Some unscrupulous dealers convicted of engaging in illicit trade are exploiting a loophole in the law allowing them to settle such cases out of court.
The Anti-Counterfeit Agency believes this is protecting those convicted from the full impact of the legal process.
According to the latest report by the Anti-Counterfeit Agency in 2018, two hundred and three illicit trade cases were filed in court with fifty-seven of them opting for out of court settlements.
Statistics indicate that counterfeit goods account for 40% of goods in the local market share with 70% of them imported through porous borders.
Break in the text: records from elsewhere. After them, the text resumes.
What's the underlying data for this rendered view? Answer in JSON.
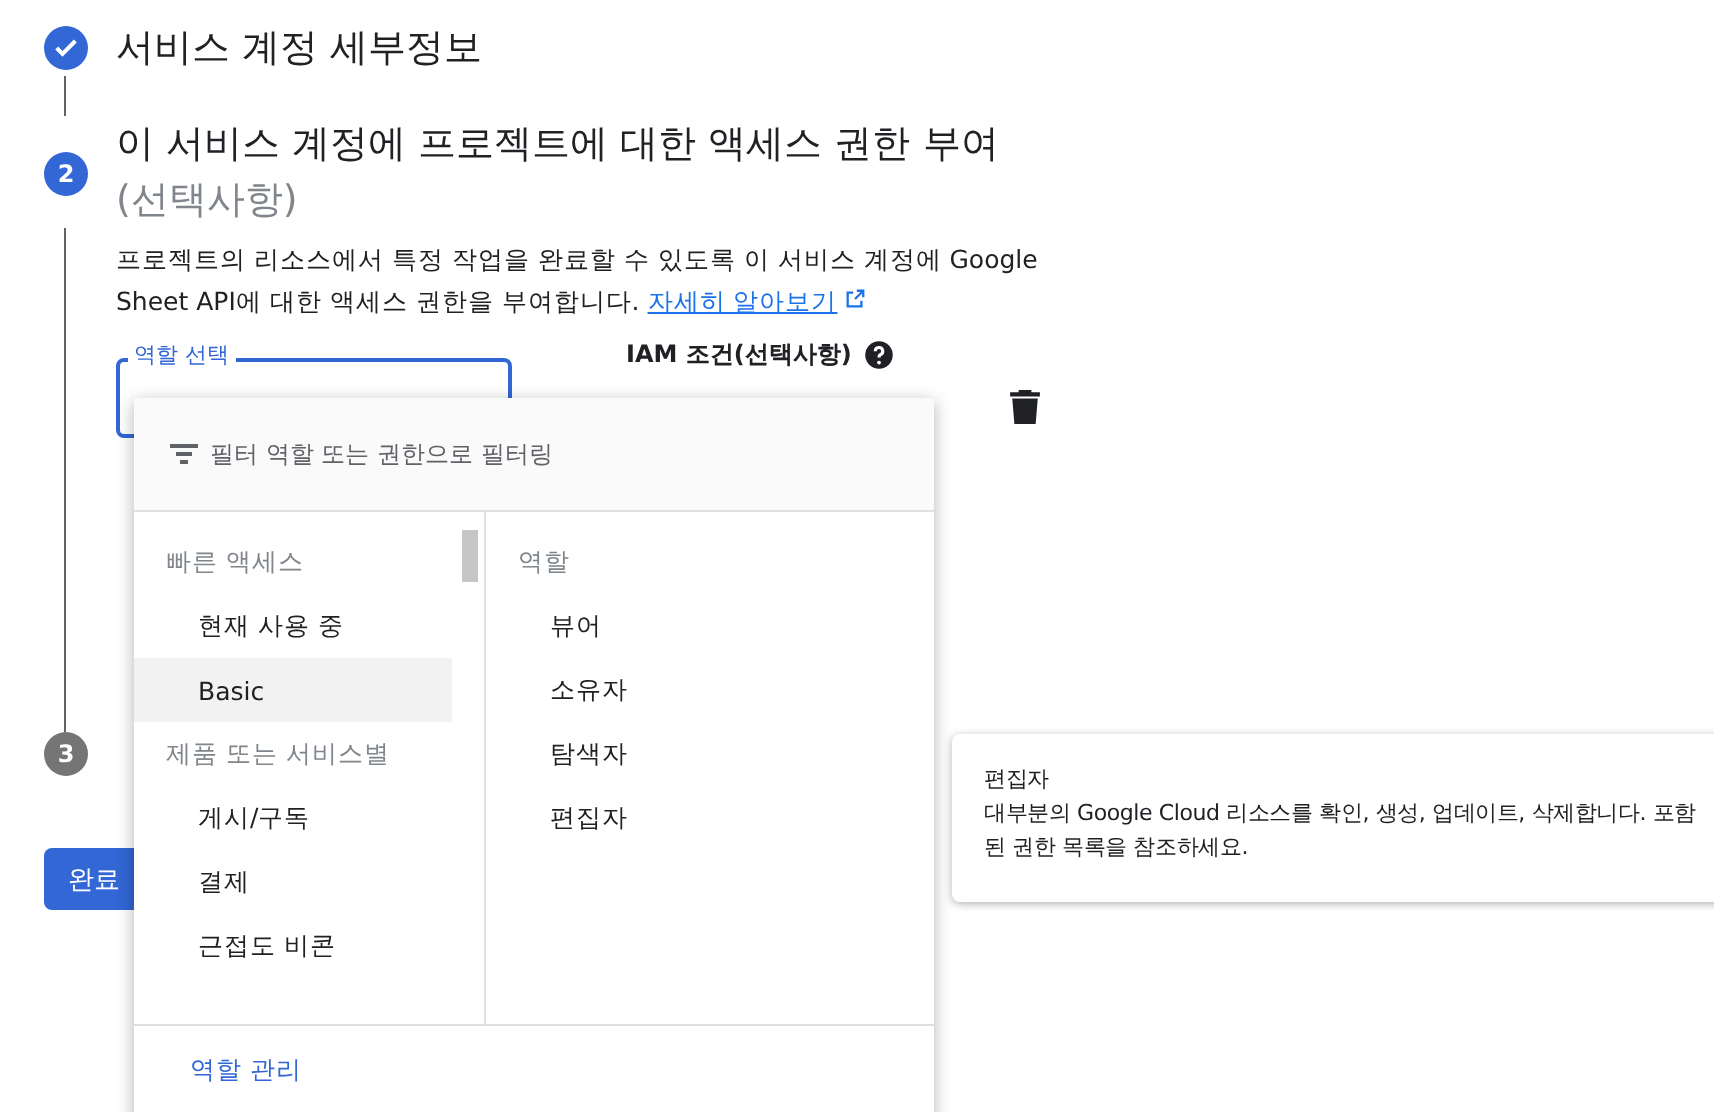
{
  "steps": [
    {
      "completed": true,
      "title": "서비스 계정 세부정보"
    },
    {
      "completed": false,
      "current": true,
      "number": "2",
      "title": "이 서비스 계정에 프로젝트에 대한 액세스 권한 부여",
      "optional": "(선택사항)"
    },
    {
      "completed": false,
      "current": false,
      "number": "3"
    }
  ],
  "description": {
    "text": "프로젝트의 리소스에서 특정 작업을 완료할 수 있도록 이 서비스 계정에 Google Sheet API에 대한 액세스 권한을 부여합니다.",
    "link": "자세히 알아보기"
  },
  "role_field": {
    "label": "역할 선택",
    "focused": true
  },
  "iam_condition": {
    "label": "IAM 조건(선택사항)"
  },
  "done_button": "완료",
  "dropdown": {
    "filter": {
      "prefix": "필터",
      "placeholder": "역할 또는 권한으로 필터링"
    },
    "categories": [
      {
        "kind": "header",
        "label": "빠른 액세스"
      },
      {
        "kind": "item",
        "label": "현재 사용 중",
        "selected": false
      },
      {
        "kind": "item",
        "label": "Basic",
        "selected": true
      },
      {
        "kind": "header",
        "label": "제품 또는 서비스별"
      },
      {
        "kind": "item",
        "label": "게시/구독",
        "selected": false
      },
      {
        "kind": "item",
        "label": "결제",
        "selected": false
      },
      {
        "kind": "item",
        "label": "근접도 비콘",
        "selected": false
      }
    ],
    "roles_header": "역할",
    "roles": [
      "뷰어",
      "소유자",
      "탐색자",
      "편집자"
    ],
    "manage_link": "역할 관리"
  },
  "tooltip": {
    "title": "편집자",
    "body": "대부분의 Google Cloud 리소스를 확인, 생성, 업데이트, 삭제합니다. 포함된 권한 목록을 참조하세요."
  }
}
The latest report by the Anti-Counterfeit Agency indicates that electronics including mobile phones, computers and television sets are the most counterfeited at 66.9% with stationary items such as writing pads being the least counterfeited.
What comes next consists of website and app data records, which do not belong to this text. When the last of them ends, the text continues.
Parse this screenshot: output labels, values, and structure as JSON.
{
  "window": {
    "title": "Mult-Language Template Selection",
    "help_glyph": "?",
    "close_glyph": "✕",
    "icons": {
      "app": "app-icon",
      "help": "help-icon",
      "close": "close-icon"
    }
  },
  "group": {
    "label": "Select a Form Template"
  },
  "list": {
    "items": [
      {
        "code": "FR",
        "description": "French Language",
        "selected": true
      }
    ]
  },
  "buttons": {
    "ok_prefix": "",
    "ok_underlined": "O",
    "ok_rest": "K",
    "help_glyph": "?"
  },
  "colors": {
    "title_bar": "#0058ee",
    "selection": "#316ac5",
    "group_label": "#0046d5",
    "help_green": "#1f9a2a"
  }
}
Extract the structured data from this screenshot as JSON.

They believe lenient laws are undermining efforts geared at fighting illicit trade since most dealers convicted for engaging in illicit trade capitalize on alternative dispute resolution mechanisms once found culpable; to skip full prosecution.
The anti-counterfeits agency says there is an increase in counterfeiting cases in the digital space due to challenges in verification of the products sold on Instagram or Facebook and lack of regulation of the internet.
Currently, statistics indicate that 19 percent of Kenyans buy counterfeit goods knowingly while 81% of them purchase the fake goods unknowingly.